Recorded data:
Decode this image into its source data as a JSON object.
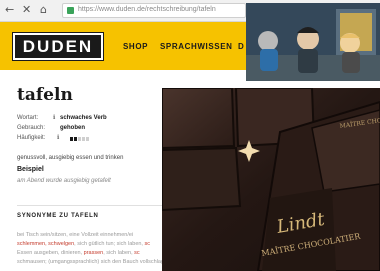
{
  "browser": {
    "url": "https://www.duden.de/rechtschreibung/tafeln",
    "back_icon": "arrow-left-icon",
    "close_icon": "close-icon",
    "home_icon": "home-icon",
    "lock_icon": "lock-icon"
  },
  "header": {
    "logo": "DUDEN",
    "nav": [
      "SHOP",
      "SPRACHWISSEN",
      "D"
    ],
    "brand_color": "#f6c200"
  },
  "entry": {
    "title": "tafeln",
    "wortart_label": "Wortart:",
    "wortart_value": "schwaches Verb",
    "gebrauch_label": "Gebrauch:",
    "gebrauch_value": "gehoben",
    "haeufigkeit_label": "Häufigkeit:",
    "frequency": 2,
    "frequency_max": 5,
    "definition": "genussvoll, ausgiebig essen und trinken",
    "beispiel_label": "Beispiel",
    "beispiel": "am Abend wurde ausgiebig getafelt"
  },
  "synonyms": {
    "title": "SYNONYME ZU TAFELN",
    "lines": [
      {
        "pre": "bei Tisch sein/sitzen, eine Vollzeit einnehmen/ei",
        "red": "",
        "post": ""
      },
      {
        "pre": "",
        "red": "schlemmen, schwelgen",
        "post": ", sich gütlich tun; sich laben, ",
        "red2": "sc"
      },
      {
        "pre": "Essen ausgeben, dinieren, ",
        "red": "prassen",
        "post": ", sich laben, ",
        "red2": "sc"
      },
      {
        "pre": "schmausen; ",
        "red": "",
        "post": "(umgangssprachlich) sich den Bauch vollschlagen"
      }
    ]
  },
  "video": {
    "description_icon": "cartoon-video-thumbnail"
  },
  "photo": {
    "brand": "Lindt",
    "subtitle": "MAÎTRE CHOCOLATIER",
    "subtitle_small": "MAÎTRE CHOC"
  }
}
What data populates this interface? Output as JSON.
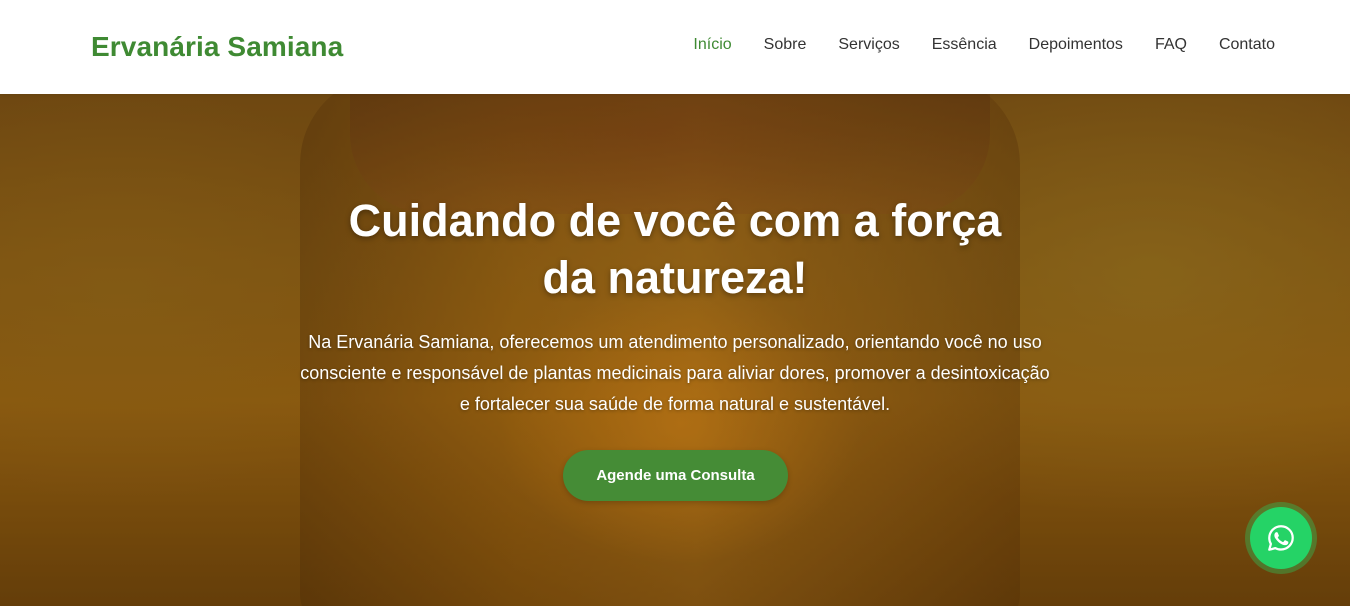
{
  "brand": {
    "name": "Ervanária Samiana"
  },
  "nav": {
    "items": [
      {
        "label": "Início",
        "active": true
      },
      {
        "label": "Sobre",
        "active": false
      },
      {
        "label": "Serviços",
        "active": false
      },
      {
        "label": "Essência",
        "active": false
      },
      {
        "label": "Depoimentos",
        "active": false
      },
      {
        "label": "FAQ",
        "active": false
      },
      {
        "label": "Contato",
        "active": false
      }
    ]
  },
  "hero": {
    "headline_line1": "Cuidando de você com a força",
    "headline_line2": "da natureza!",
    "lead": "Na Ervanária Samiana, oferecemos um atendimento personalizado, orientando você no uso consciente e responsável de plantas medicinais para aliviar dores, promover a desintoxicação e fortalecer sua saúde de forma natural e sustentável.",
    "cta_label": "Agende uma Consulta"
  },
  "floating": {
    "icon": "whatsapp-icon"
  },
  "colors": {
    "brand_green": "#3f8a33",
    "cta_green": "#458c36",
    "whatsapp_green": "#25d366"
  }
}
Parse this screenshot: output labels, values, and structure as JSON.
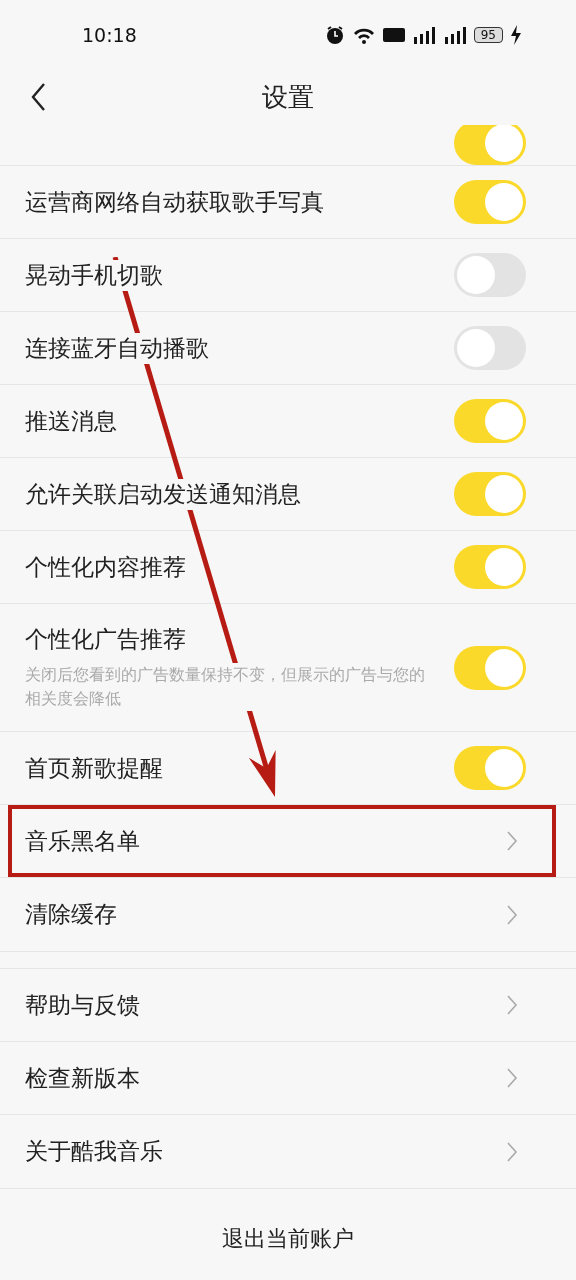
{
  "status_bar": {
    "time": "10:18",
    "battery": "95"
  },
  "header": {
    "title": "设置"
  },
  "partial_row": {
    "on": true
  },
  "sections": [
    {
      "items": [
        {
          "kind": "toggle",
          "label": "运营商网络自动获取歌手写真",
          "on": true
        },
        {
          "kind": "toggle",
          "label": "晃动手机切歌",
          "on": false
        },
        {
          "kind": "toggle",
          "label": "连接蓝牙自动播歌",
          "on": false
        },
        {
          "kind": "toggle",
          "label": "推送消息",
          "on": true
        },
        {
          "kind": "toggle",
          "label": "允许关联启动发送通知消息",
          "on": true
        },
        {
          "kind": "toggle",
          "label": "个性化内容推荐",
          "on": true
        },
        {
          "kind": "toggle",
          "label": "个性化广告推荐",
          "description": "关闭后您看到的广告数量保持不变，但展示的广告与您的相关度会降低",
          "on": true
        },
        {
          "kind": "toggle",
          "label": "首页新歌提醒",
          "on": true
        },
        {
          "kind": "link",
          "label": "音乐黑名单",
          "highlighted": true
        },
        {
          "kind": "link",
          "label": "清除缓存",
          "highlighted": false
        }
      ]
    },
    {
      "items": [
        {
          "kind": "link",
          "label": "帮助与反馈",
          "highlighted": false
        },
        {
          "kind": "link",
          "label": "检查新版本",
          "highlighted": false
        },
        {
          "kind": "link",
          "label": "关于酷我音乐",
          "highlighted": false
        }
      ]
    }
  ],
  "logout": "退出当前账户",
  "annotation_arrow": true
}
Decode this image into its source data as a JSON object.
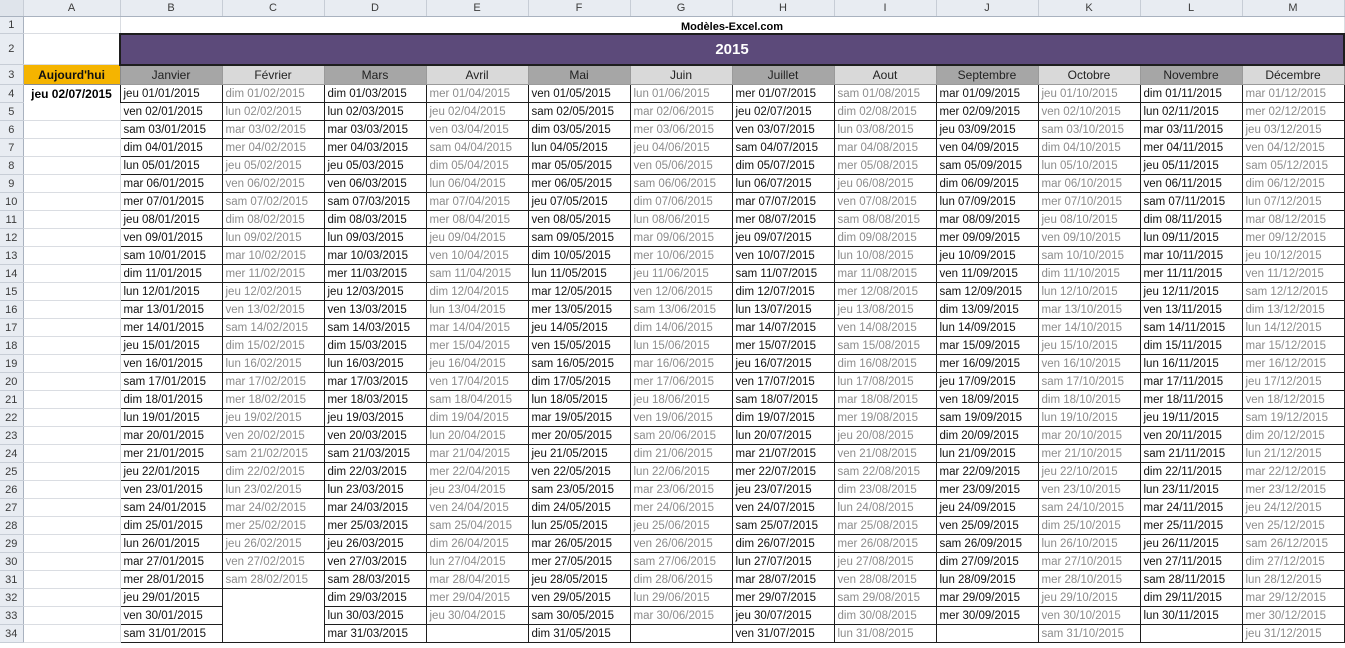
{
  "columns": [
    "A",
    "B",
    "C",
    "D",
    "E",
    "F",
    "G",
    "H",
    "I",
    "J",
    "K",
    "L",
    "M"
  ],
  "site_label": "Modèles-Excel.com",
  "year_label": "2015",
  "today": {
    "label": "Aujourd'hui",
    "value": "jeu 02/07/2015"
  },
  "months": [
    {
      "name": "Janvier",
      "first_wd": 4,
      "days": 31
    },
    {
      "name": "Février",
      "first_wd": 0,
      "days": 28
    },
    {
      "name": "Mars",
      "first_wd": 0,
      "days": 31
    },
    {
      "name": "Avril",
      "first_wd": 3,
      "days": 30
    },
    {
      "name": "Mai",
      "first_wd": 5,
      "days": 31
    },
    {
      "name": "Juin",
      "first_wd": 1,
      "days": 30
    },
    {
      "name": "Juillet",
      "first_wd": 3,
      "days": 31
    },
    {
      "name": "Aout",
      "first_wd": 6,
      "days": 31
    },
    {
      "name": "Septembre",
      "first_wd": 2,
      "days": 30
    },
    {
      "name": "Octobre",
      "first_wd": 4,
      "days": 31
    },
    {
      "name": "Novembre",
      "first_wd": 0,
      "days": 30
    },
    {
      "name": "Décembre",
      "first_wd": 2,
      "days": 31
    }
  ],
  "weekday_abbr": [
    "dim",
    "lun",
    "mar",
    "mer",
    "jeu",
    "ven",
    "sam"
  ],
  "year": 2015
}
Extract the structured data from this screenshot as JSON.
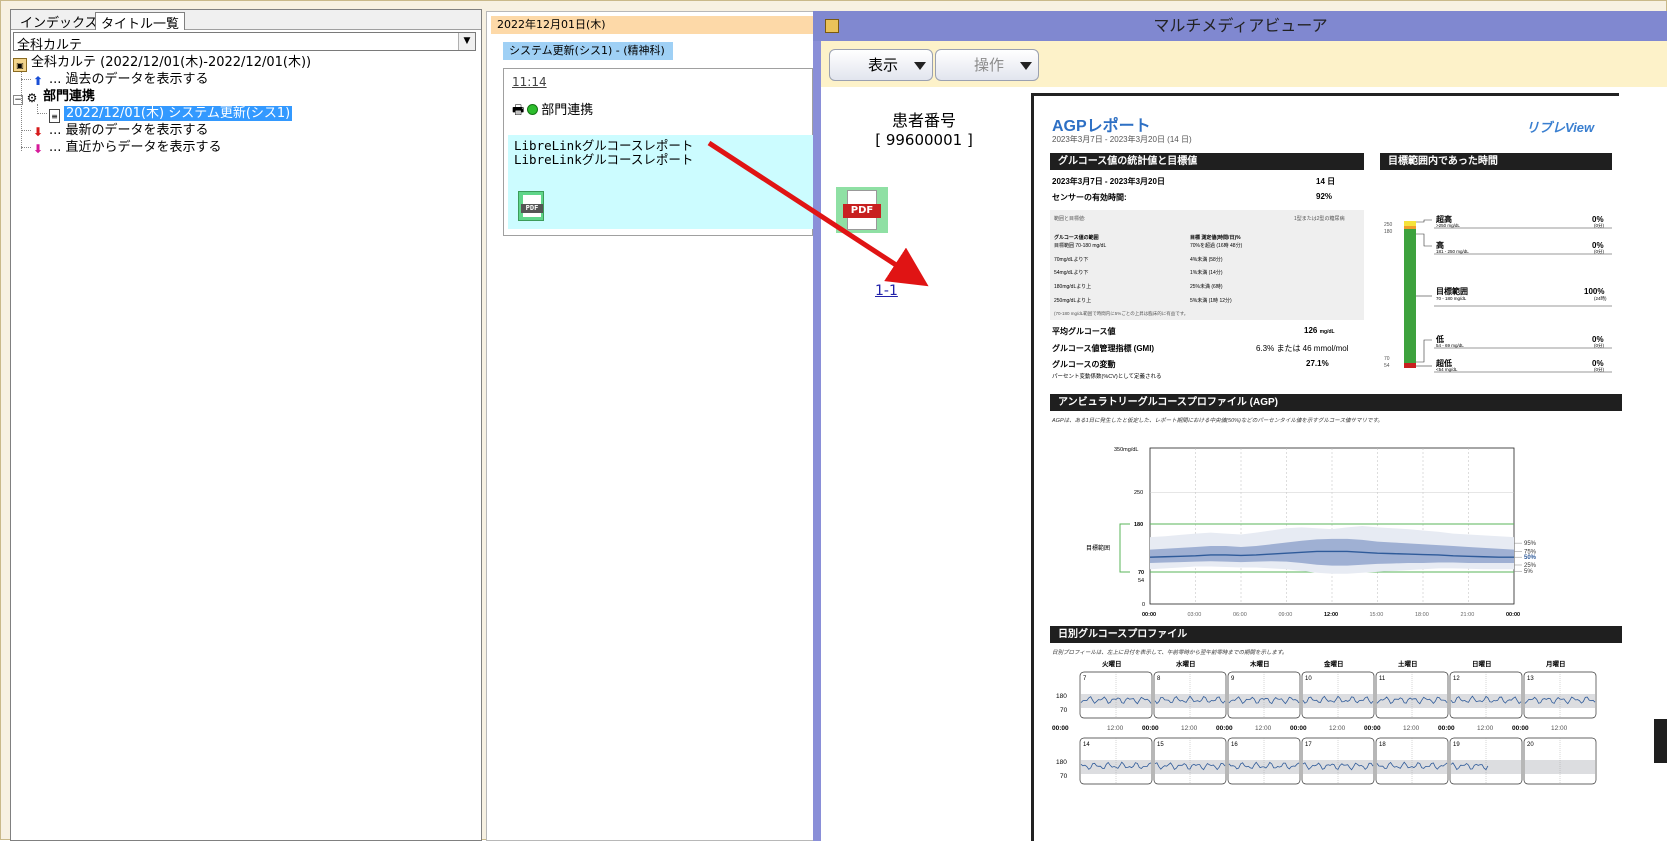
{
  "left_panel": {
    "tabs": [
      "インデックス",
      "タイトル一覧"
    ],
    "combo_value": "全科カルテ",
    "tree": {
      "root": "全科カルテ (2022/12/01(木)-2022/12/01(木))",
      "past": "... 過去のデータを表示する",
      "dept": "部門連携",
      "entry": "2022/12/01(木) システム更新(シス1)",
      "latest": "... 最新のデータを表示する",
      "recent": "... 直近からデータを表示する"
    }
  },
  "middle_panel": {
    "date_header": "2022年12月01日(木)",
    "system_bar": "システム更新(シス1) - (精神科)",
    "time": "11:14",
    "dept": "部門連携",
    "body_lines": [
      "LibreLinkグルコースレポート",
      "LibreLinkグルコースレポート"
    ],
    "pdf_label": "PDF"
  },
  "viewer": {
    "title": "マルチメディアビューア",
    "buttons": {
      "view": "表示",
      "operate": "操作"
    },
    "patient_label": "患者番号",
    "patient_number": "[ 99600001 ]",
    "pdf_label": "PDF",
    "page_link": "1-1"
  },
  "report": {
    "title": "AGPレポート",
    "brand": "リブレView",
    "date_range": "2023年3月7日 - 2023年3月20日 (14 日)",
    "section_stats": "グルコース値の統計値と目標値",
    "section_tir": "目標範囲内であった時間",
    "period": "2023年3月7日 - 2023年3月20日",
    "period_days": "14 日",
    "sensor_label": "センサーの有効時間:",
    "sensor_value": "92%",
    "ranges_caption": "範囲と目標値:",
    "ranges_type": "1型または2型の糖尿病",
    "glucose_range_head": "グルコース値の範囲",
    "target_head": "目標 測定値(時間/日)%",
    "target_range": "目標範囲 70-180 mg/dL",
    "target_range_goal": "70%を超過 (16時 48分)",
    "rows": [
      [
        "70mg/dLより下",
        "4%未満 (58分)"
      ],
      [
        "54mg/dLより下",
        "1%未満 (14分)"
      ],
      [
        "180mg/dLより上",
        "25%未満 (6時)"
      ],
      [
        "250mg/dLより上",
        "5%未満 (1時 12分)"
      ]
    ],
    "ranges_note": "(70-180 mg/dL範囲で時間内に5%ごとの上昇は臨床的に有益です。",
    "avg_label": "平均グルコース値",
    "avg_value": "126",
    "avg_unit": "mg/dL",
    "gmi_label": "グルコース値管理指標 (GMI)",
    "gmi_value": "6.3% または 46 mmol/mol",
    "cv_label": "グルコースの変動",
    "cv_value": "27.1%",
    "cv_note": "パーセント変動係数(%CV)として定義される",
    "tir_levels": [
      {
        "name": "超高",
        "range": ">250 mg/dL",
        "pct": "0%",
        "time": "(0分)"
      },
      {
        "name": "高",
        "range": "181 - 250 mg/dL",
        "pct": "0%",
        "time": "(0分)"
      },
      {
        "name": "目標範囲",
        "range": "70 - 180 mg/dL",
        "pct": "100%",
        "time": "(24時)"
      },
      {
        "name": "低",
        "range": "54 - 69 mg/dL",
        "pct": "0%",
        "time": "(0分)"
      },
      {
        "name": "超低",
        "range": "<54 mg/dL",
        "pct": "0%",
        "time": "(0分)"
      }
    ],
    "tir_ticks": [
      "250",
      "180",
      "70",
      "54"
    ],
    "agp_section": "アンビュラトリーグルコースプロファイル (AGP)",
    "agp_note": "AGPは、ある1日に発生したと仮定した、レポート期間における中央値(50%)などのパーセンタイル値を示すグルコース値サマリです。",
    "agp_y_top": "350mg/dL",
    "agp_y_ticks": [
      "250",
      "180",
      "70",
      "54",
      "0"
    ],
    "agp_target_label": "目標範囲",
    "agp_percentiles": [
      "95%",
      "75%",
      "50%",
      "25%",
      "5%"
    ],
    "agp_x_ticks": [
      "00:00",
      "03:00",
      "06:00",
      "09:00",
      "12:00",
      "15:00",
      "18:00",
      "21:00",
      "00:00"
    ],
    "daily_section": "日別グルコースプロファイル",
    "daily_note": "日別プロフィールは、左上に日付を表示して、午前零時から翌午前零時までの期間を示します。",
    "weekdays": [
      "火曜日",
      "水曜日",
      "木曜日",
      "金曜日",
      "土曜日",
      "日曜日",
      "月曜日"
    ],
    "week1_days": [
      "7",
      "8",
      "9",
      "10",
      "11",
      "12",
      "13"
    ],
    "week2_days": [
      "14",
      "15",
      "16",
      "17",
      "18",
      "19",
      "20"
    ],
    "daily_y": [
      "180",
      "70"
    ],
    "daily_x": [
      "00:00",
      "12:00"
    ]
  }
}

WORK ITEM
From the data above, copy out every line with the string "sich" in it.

WRITTEN SOLUTION
        "post": ", sich gütlich tun; sich laben, ",
        "post": ", sich laben, ",
        "post": "(umgangssprachlich) sich den Bauch vollschlagen"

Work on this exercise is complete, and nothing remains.